The European Green Deal  presents a roadmap for making the EU’s economy sustainable by turning climate and environmental challenges into opportunities across all policy areas and making the transition just and inclusive for all. The European Green Deal aims to boost the efficient use of resources by moving to a clean, circular economy and stop climate change, revert biodiversity loss and cut pollution. It outlines investments needed and financing tools available, and explains how to ensure a just and inclusive transition. The European Green Deal covers all sectors of the economy, notably transport, energy, agriculture, buildings, and industries such as steel, cement, ICT, textiles and chemicals.

Climate change and environmental degradation are an existential threat to Europe and the world. To overcome these challenges, the European Green Deal will transform the EU into a modern, resource-efficient and competitive economy, ensuring:

  • no net emissions of greenhouse gases by 2050
  • economic growth decoupled from resource use
  • no person and no place left behind

The European Green Deal is also our lifeline out of the COVID-19 pandemic. One third of the 1.8 trillion euro investments from the NextGenerationEU Recovery Plan, and the EU’s seven-year budget will finance the European Green Deal.

Road transport is a main contributor of CO2 emissions, and therefor a lot of focus and energy will be needed to decarbonize this sector as part of the EU Green Deal.

According to the European Environment Agency:
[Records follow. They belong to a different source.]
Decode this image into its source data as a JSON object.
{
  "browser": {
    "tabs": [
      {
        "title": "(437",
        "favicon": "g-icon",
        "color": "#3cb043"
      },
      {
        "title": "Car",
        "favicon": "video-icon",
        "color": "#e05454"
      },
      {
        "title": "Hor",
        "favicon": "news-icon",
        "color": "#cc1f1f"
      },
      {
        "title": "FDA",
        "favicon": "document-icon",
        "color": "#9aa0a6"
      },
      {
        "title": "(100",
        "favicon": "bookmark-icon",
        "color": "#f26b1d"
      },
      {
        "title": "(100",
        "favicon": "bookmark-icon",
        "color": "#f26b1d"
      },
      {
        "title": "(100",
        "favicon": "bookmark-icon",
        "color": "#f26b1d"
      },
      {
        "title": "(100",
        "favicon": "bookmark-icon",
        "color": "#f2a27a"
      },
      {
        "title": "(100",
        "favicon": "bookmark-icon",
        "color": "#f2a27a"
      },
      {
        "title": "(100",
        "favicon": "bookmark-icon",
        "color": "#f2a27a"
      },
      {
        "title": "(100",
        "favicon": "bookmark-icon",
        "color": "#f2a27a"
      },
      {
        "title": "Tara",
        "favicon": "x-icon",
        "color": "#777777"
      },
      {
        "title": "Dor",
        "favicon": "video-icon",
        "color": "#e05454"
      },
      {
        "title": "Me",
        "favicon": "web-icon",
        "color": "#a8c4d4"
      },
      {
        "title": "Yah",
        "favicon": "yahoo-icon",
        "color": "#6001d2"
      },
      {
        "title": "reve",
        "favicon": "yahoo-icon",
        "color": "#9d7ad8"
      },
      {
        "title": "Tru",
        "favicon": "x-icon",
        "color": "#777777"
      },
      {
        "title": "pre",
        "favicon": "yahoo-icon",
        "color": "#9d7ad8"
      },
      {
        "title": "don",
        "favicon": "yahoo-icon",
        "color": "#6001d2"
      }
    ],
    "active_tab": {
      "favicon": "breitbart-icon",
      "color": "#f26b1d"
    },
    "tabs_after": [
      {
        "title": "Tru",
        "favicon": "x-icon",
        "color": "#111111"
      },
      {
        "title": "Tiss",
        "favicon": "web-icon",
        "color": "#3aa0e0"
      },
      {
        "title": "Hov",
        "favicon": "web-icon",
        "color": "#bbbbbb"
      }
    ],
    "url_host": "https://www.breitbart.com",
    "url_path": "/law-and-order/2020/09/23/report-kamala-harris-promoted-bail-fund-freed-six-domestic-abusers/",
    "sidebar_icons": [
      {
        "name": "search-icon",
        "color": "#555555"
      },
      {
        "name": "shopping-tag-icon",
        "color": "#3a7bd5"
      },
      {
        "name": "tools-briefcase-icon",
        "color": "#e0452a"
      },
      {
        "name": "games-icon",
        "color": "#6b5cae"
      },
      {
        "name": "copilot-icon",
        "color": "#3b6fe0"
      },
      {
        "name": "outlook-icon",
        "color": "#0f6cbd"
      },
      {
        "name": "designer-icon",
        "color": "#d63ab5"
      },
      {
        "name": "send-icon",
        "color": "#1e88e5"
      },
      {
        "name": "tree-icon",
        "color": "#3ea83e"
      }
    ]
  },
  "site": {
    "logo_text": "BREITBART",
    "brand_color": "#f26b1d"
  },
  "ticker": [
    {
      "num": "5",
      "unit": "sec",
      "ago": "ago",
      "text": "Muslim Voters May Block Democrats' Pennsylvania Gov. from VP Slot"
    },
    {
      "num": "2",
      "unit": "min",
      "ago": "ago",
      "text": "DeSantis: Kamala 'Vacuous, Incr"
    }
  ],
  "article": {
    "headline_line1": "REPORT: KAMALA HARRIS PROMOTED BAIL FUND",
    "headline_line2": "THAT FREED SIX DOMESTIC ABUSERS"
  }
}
  • In 2017, 27 % of total EU-28 greenhouse gas emissions came from the transport sector (22 % if international aviation and maritime emissions are excluded). CO2 emissions from transport increased by 2.2 % compared with 2016.
  • Emissions from transport (including international aviation but excluding international shipping) in 2017 were 28 % above 1990 levels, despite a decline between 2008 and 2013. 
  • International aviation was responsible for the largest percentage increase in greenhouse gas emissions over 1990 levels (+129 %), followed by international shipping (+32 %) and road transport (+23 %). However, EEA estimates show that emissions from transport (including aviation) decreased by 0.7 % in 2018.
  • Emissions need to fall by around two thirds by 2050, compared with 1990 levels, in order to meet the long-term 60 % greenhouse gas emission reduction target as set out in the 2011 Transport White Paper.

en Deal aims to boost the efficient use of resources by moving to a clean, circular economy and stop climate change, revert biodiversity loss and cut pollution. It outlines investments needed and financing tools available, and explains how to ensure a just and inclusive transition. The European Green Deal covers all sectors of the economy, notably transport, energy, agriculture, buildings, and industries such as steel, cement, ICT, textiles and chemicals.